2017. "Gender and Green Consumption: Relational, Practical, Material." Journal of Consumer Ethics.
2017. "Who Pays for the Next Wave? The American Welfare State and Responsibility for Flood Risk." Politics & Society 45(3): 415-440. Available here.
2013. “The taste for green: The possibilities and dynamics of status differentiation through “green” consumption.” Poetics 41(3): 294-322. Available here.
2010. "Contesting the Spectacle: Global Lives as Counterpublic in the Context of Celebrity Activism." Cultural Analysis 9: 146-151. Available here.
Is climate change insurable? Can insurance, as a technology of risk and governance, organize an adequate social and economic response to the complexity and scale of this modern, global risk? This book project assesses the insurability of climate change risks through the lens of the U.S. National Flood Insurance Program (NFIP), the public insurance program that underwrites virtually all flood insurance for homes and small businesses in the U.S. Drawing on archival, interview, and ethnographic data, Underwater examines transformations in the calculation and distribution of flood risk as the American state responds to the rising costs of flood losses. The book uncovers the social and political challenges of using insurance to manage the risks associated with climate change, of using old programs to meet new threats.

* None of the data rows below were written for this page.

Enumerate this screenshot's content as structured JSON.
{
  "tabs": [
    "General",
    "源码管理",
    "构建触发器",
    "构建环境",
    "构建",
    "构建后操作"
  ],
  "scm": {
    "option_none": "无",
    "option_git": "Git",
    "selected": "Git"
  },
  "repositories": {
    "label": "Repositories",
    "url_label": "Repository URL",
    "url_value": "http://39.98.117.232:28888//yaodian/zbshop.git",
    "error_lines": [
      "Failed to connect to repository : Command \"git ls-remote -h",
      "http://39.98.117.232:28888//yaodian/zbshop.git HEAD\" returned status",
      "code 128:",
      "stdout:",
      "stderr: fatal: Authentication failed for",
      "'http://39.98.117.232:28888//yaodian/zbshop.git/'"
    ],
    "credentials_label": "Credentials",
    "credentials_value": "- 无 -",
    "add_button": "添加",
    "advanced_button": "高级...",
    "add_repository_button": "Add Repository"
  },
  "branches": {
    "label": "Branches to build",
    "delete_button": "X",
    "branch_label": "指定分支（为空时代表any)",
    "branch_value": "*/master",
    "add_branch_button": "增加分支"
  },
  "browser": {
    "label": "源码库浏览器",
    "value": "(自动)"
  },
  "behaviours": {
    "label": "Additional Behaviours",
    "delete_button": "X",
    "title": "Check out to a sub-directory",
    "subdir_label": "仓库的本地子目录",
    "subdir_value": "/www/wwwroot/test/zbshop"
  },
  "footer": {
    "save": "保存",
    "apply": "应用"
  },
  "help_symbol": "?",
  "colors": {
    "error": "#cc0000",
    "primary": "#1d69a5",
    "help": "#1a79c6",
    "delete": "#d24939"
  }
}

Much of the scholarly debate on the insurability of climate change has emphasized technical and epistemological problems related to risk knowledge. Based on the case of the NFIP, I argue instead that distinct and significant limits to insurability derive from contentious risk politics and the social uncertainties that enhanced risk assessments generate. I develop this argument with chapters on risk classification, about establishing boundaries, physical, social, and symbolic, that set categories of risk; on pricing, the use of practices and tools to calculate the cost of risk; and on distribution, the social and spatial allocation of risk and responsibility. Preceding these chapters, a historical chapter traces the origins of the NFIP, how it governs flood risk, and how it arrived at its crisis point.

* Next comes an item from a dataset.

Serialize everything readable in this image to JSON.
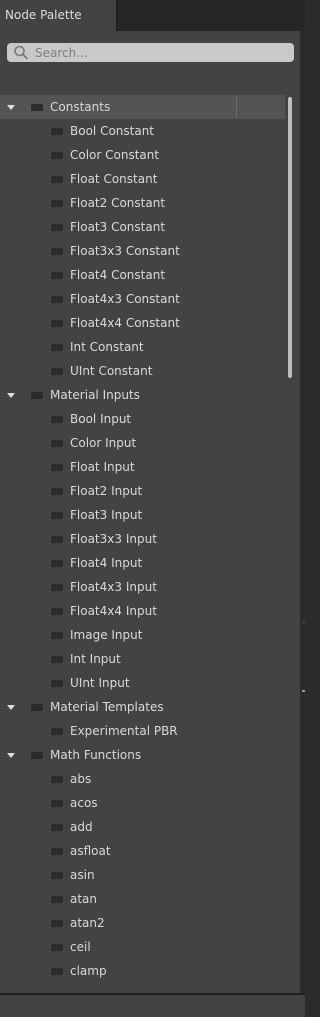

Underwater also seeks to contribute to the sociology of climate change. Sociologists have shown that the natural disasters—floods, storms, wildfires, heat waves, and so forth—we connect to climate change have fundamentally social sources, and the threats now facing individuals and communities intersect with social differences, such as gender, race/ethnicity, class, and age. However, it is not simply the social production and distribution of hazards themselves that are sociologically important. It is also the representation of those hazards as risk, their economization, and how they are used to govern societies and shape behavior. In other words, we can build our sociological understandings of climate change not solely from investigating the social production and effects of floods, but also from examining the policies and programs that govern them. These policies and programs both shape how our society adapts to the physical, economic, and political pressures of climate change and structure how individuals experience these pressures in their daily lives.
With Marion Fourcade (UC Berkeley) and Olivier Jacquet (Université de Bourgogne), I am working on a comparative study of wine classifications in the U.S. and France, in order to gain leverage on questions related to the social conditions under which different forms of classification are institutionalized.
I was the research assistant for Arlie Hochschild's latest book, Strangers in Their Own Land: Anger and Mourning on the American Right (available August 2016). I provided quantitative analyses of U.S. Census, General Social Survey, and Environmental Protection Agency data for the book and was first author on three of the book's appendices.